I always feel the loss acutely. For me, our animals aren’t just livestock or pets, but a part of our daily experience–each a stitch in the fabric of our farm life. One of our original flock members, Rosebud has graced Green Hill Farm–enriching our lives and contributing to the joy and peacefulness of our home and to our wellbeing for nearly four thousand days. This sentient being has brought immeasurable joy and beauty to our lives, and I love her. I grieved the thought of her passing, and my mind dwelled on this as I sat alone–waiting.
Farmguy was back with a flashlight. The sheep were scattered around the field…watching. Rosebud started breathing heavier and kicking as Farmguy sat down. The aroma of lanolin wafted into the night air as we lovingly stroked her wool and spoke soothingly, “You’re okay, sweet girl. We love you.” She became quiet again.
It was dusk. The pasture was silent except for the faint sounds of sheep grazing and a few crickets in the nearby woods. The beautiful day had turned into a lovely evening; I looked up, noticing the flickering of stars beginning to appear in the night sky.
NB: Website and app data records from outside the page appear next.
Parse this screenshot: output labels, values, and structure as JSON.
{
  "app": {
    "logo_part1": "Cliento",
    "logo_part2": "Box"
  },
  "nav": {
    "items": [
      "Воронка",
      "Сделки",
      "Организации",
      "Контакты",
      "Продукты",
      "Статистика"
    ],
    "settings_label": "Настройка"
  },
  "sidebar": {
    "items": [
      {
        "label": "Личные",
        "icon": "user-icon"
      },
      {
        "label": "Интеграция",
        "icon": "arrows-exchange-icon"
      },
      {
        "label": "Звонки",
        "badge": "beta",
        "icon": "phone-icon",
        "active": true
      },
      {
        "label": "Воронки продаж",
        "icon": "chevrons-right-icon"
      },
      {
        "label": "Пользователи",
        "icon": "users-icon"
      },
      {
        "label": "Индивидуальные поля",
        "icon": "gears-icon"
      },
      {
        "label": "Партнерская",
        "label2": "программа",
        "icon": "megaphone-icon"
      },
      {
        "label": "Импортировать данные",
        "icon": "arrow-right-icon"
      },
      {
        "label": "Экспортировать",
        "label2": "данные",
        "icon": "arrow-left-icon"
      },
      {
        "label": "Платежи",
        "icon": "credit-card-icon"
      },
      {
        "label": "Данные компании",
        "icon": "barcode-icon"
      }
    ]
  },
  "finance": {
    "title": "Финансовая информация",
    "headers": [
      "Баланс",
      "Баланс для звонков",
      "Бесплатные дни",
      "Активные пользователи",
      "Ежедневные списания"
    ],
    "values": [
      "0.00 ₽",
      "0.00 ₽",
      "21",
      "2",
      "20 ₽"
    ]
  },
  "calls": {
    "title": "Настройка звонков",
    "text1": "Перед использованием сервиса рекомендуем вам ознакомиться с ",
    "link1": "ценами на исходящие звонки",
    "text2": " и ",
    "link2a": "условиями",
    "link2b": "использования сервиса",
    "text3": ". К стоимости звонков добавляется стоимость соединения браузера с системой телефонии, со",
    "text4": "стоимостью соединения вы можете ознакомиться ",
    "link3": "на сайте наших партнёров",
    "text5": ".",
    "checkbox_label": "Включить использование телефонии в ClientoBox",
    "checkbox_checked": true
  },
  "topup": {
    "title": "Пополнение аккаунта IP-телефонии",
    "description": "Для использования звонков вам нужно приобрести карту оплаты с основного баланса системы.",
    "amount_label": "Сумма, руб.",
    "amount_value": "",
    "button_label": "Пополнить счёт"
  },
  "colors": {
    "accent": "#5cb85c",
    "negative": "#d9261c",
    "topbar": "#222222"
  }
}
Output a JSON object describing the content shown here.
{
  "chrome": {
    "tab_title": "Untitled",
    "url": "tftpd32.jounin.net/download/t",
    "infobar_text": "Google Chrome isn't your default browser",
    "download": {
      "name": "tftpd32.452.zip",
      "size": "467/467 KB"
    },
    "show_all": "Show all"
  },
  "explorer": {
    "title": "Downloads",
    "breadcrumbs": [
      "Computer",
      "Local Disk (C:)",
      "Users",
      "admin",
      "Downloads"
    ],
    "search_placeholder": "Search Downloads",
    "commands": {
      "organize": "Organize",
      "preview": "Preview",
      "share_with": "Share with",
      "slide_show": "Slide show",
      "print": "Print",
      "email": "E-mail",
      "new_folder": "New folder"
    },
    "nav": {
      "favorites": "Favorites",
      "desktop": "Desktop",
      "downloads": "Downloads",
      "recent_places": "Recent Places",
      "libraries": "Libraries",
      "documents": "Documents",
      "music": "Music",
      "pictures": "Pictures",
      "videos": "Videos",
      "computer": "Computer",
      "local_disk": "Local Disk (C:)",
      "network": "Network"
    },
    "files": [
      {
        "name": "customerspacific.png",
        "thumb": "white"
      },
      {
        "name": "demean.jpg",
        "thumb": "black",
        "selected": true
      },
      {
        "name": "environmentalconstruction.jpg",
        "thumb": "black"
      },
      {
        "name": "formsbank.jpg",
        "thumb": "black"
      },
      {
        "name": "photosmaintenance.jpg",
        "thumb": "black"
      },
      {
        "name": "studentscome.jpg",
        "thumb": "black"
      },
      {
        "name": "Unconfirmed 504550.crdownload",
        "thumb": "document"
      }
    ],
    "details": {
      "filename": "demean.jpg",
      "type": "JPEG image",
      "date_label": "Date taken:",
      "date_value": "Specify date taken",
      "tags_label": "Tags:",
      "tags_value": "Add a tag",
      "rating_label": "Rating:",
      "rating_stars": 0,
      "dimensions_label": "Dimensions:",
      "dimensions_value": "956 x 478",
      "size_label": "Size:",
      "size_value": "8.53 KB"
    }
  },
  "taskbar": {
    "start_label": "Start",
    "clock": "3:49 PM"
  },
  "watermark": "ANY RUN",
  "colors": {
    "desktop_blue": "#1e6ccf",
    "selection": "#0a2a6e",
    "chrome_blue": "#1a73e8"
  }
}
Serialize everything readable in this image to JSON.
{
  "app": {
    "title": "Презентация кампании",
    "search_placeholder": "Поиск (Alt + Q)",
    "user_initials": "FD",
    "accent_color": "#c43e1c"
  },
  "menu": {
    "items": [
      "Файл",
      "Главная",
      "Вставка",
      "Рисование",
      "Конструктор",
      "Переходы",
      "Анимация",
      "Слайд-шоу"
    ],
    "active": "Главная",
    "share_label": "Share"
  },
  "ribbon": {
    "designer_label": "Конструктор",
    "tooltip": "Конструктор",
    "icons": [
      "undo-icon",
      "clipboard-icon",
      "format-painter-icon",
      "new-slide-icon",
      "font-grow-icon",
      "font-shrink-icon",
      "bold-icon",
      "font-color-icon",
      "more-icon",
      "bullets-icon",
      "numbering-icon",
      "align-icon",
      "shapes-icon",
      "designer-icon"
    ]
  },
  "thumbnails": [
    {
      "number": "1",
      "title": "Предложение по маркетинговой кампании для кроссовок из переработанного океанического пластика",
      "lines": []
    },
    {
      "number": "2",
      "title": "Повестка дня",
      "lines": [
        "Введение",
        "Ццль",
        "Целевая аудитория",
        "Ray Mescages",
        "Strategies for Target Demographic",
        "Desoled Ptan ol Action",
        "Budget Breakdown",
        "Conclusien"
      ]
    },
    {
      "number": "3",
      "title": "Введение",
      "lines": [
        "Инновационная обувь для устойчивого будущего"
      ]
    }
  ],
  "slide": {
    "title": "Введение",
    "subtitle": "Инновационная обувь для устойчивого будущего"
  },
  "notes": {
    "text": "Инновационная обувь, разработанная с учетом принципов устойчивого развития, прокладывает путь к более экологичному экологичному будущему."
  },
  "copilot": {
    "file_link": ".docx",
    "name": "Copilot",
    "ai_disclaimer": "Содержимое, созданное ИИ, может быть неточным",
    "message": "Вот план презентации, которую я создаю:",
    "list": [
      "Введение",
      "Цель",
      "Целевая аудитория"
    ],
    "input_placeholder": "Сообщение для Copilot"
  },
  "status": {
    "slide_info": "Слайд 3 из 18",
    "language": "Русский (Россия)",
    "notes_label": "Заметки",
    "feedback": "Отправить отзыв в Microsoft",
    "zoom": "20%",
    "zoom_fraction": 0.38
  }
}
I’d never been in the pasture so late, and a sense of peacefulness enveloped me as I swallowed back the sadness that had risen up just moments earlier.
Ironically, I felt grateful. Grateful for being in the presence of this wonderful creature’s last moments on earth. I thanked God that her last day had been such a pretty one, especially in light of the rainy weather we’ve experienced this fall. Also, I was glad I was home. If this had happened Tuesday evening, I would’ve been away, teaching a wine class until late; or, a few days later, and I would’ve been out of town. And, Rosebud would’ve died alone. I was happy that she was surrounded by love and wouldn’t have to suffer. I thought of her long, healthy life in a safe and bucolic setting, always well-cared for her entire eleven plus years, and I felt joy in that moment.
It had been over an hour since we found Rosebud. Bright lights finally appeared in the driveway. The vet had arrived. As Farmguy walked to the gate to meet her, I prayed to God for Rosebud’s peace and comfort and thanked Rosebud for making our lives better with her sweetness and beauty.
Here’s the thing:
Rosebud’s passing was sad, even heartbreaking. But, it was happening. Although I was powerless to stop it, I still had power over my perspective. Sitting on the cold ground with the cool, damp night enclosing around me. I turned toward the light of gratitude, choosing not to suffer. And, that was Rosebud’s lesson. In focusing on God’s mercy, love, and abundance, we are given the gift of peace.
A photo taken of Rosebud her first year on Green Hill Farm and later turned into a Christmas ornament.